  • Jesus says the days of tribulation would be cut short so that the “elect” would survive. (Matt 24:22//Mk 13:20; Matt24:24//Mk 13:22; Matt24:31//Mk 13:27) This indicates that the elect could be lost, if God didn’t intervene. Jesus is also giving warnings of what to look for so as to not be deceived. This suggests the elect must persevere (cf Mt 24:13 and love growing cold).
  • Jesus gives a parable of the talents, wherein the Master “calls his servants,” with one of the “called” servants being punished for his infidelity. (Mat 25:14-15)
Verses with insufficient data to conclude much, if anything:
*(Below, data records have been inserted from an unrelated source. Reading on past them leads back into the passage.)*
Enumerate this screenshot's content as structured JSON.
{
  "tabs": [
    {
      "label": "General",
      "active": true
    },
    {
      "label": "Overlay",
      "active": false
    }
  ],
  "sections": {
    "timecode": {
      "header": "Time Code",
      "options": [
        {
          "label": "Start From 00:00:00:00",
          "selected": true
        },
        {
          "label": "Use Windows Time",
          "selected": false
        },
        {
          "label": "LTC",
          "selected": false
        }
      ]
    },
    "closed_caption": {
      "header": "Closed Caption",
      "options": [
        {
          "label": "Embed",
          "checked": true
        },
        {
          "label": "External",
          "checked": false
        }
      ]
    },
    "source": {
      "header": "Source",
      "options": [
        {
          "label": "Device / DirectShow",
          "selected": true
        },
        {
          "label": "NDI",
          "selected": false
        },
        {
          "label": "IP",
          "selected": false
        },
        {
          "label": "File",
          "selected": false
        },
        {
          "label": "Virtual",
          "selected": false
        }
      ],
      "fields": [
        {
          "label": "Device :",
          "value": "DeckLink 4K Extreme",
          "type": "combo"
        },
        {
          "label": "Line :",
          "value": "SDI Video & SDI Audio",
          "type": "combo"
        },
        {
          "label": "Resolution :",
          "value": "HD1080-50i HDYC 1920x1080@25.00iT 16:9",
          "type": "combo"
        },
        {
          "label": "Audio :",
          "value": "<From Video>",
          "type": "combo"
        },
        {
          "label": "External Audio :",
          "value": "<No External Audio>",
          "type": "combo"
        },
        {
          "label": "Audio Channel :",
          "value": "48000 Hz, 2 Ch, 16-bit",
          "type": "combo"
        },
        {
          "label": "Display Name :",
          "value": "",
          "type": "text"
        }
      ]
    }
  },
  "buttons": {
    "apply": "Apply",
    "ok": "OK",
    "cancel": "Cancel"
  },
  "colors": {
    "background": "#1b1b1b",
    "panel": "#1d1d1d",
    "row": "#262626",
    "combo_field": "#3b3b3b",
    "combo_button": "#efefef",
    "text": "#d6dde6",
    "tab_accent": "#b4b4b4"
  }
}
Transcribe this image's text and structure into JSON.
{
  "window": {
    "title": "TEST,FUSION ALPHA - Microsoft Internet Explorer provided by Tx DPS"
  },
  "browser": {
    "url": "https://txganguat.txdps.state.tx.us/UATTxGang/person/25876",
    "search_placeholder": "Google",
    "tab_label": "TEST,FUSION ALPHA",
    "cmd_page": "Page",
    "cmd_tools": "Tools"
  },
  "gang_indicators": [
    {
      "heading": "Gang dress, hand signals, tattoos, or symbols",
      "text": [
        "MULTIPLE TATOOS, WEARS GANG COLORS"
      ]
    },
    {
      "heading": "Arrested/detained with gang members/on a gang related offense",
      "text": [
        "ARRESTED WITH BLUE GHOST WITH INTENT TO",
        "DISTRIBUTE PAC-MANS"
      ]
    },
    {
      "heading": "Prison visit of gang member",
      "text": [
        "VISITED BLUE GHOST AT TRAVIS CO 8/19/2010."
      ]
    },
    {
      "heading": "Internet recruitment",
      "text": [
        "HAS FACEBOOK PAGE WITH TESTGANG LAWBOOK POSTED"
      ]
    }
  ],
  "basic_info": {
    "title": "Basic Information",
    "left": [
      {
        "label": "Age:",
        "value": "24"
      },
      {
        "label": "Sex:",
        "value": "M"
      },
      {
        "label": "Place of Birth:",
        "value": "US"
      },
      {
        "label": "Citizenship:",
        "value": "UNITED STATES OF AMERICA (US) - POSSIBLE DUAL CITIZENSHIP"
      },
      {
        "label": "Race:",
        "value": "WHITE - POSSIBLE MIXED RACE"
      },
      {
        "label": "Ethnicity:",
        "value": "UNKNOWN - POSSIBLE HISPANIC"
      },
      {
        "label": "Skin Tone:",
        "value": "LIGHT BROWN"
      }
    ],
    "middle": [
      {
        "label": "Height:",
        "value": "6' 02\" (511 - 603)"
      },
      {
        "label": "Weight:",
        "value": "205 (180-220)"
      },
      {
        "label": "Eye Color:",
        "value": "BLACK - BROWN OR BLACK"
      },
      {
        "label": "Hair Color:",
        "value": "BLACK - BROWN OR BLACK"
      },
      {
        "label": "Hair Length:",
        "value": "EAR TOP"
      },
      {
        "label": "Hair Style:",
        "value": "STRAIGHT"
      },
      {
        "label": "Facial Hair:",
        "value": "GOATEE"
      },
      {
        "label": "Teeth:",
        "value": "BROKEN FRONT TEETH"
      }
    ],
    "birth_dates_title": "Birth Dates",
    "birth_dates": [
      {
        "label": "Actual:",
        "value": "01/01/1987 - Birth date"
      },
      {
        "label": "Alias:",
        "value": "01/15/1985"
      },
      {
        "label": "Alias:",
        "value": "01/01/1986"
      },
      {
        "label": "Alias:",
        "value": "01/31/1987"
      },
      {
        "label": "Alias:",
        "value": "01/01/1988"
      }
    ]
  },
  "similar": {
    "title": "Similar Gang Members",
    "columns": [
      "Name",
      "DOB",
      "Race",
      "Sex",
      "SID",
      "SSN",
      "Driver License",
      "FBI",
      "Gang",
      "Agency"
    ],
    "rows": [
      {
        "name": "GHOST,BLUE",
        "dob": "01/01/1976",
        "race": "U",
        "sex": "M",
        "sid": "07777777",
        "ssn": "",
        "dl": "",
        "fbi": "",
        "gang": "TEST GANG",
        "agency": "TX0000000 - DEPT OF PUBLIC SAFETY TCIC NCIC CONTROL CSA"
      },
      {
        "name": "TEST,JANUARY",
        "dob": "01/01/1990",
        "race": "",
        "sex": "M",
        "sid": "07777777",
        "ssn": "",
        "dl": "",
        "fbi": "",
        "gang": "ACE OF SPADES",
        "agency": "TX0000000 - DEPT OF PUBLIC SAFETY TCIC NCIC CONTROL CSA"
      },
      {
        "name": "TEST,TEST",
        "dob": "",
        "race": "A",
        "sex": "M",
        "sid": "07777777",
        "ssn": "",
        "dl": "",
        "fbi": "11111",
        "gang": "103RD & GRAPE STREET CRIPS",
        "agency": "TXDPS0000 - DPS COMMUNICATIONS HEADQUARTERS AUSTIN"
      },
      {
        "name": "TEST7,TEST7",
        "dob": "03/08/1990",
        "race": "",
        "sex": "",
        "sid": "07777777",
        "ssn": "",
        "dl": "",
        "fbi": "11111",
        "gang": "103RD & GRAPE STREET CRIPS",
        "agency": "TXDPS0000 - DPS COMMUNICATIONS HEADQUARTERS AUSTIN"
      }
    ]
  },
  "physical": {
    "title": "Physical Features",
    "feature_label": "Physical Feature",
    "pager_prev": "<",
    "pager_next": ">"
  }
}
In no particular order: Jesus said he did not come to “call” the righteous but sinners to repentance (Lk 5:32). Jesus concludes a parable by saying the Father will make sure his “elect” are heard when they persevere in prayer (Lk 18:7). Peter says the salvation promises are to everyone whom the Lord “calls” to himself (Acts 2:39). Paul speaks of “the elect angels” (1Tim 5:21) in passing. Paul speaks of “for the sake of the faith of God's elect” (Titus 1:1) in the introduction. John says there is a victorious group who are aligned with the Lamb (Jesus) who are “called and chosen and faithful” (Rev 17:14), though including “faithful” here suggests that being called/chosen isn’t enough. John speaks of those ‘called to the marriage supper’ of the Lamb, those who were like a Bride making themselves ready through righteous deeds (Rev 19:7-9). I’m not sure what to conclude from these. We know what is being said, but the details behind the calling/election are not given. 

Finally, there are some noteworthy ‘controversial’ texts to consider (mostly from Romans), but this will have to be in later posts. Most importantly thus far we should note that based upon what has been shown above, a general sketch of calling/election/chosen can be formed. We know it isn’t really focused on ‘unconditional’, nor upon a guarantee of making it to heaven, and that quite often it is speaking corporately when speaking of salvation. This should mean that this is our guiding principles going into the 'controversial' few texts which have yet to be covered (Romans 8:28-30; Romans 8:33; Romans 9:11; Romans 9:24; Romans 11:5-7; and 2Timothy 1:9).

No comments: